Emigrating Irish Might Not Come Back: Ex-PM

Ireland’s economy will take longer to recover from its current slump than from the recession of the 1980s, John Bruton, former Prime Minister of Ireland and European Union Ambassador to the US, told CNBC.com on Wednesday.

dublin commuters the earl
Peter Muhly | AFP | Getty Images
dublin commuters the earl

Bruton, who served for three years as Prime Minister from 1994 and spent two periods as finance minister during the 1980s, warned that there was a danger that many of those facing unemployment in Ireland will leave the country.

“The recovery from this probably is going to be slower than the problem of the 1980s was," Bruton said. “There’s a risk that a lot of the people leaving now won’t come back.”

“It was a common misconception that we had abolished economic cycles.

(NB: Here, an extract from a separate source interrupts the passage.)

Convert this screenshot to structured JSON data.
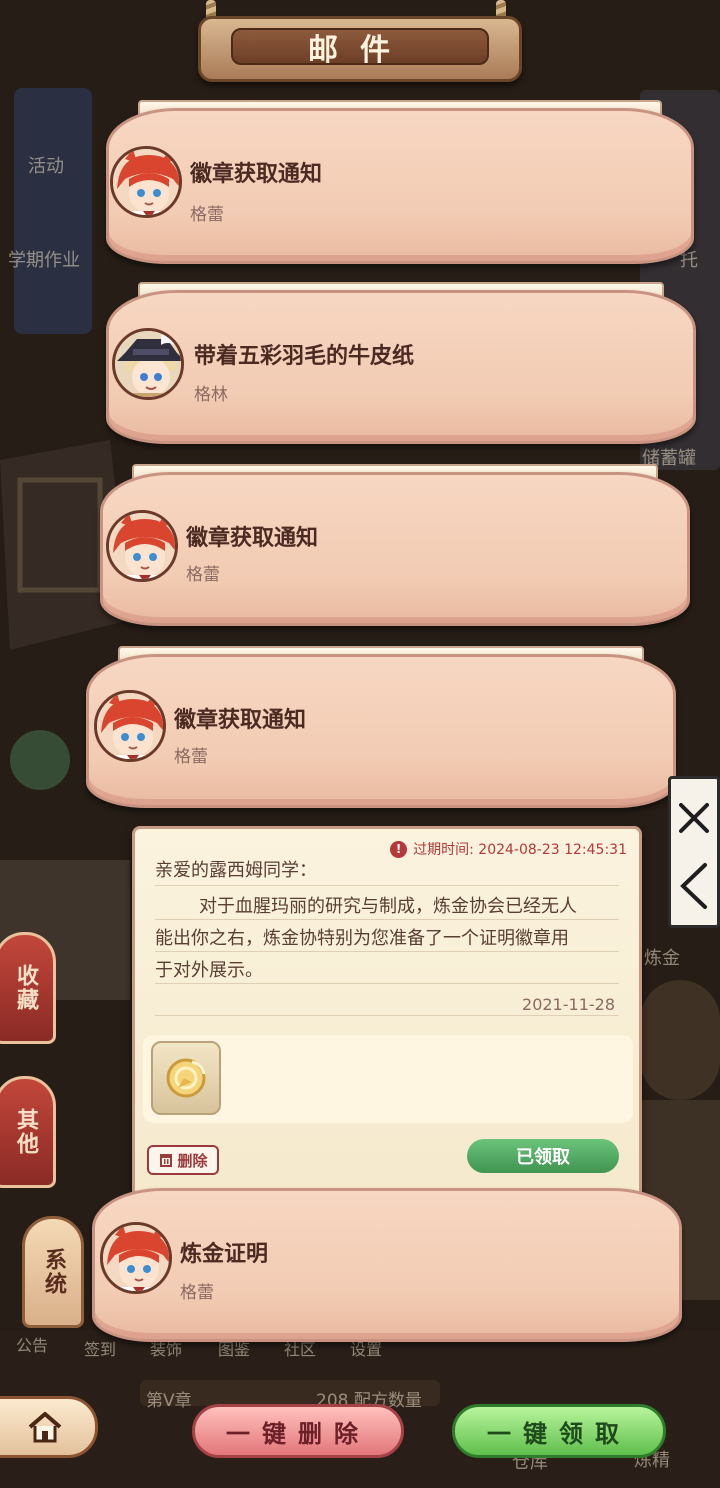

All that happened was that we postponed for a few years the eventual downturn,” he added.

If Christine Lagarde gets the job as head of the International Monetary Fund (IMF), which helped bail out Ireland last year, some Irish commentators, including economist, author and broadcaster David McWilliams, are worried that she will be less receptive to Ireland’s problems.

Nicolas Sarkozy, President of France, has criticized Ireland’s low 12.5 percent corporation tax rate as “fiscal dumping” and an unfair way of attracting foreign investment.

“The board is very jealous of their powers. Whoever is managing director fronts the plans of the board,” Bruton, who spent time at the IMF during his time as the EU’s ambassador in Washington, said.

“It has recently been very explicit in saying that cutting the Irish corporation tax rate is not part of the program. Whoever is chosen as MD will follow that program. The pressure over the tax rate is coming from the Elysee rather than the Finance Ministry,” he added.

Simple Language

“I had a lot of time for DSK in terms of his ability to present complicated economic terms in simple language and socially aware language. One of the difficulties for the economics profession is that it’s not good at expressing itself in simple language," Bruton said.

Ireland’s people have been relatively stoical about the austerity measures imposed as part of the 85 billion euros bailout.

“A lot of the strength of Ireland’s people’s acceptance of the situation, compared to Greece or Spain, lies in our political system of proportional representation,” Bruton believes. “Everybody’s vote counts, you can’t win seats with 40 pecent of the vote. People still complain, but they know they can throw the politicians out.”

He reiterated his confidence in the current government of Ireland, which is led by Fine Gael, the party which he served.

“The government is implementing the program, according to both the EU and the IMF. Our banks are well capitalized and, while the level of mortgage defaults is rising, it’s still quite low,” he said.

“What’s limiting growth at the moment is actually reducing household debt. People are spending less. That’s not a bad thing, as domestic borrowing had reached unsustainable levels."

“There was a lot of borrowing by companies on the strength of the assumption that foreign governments wouldn’t default,” he added. “If that assumption goes out the door it’s not just Ireland that’s affected.”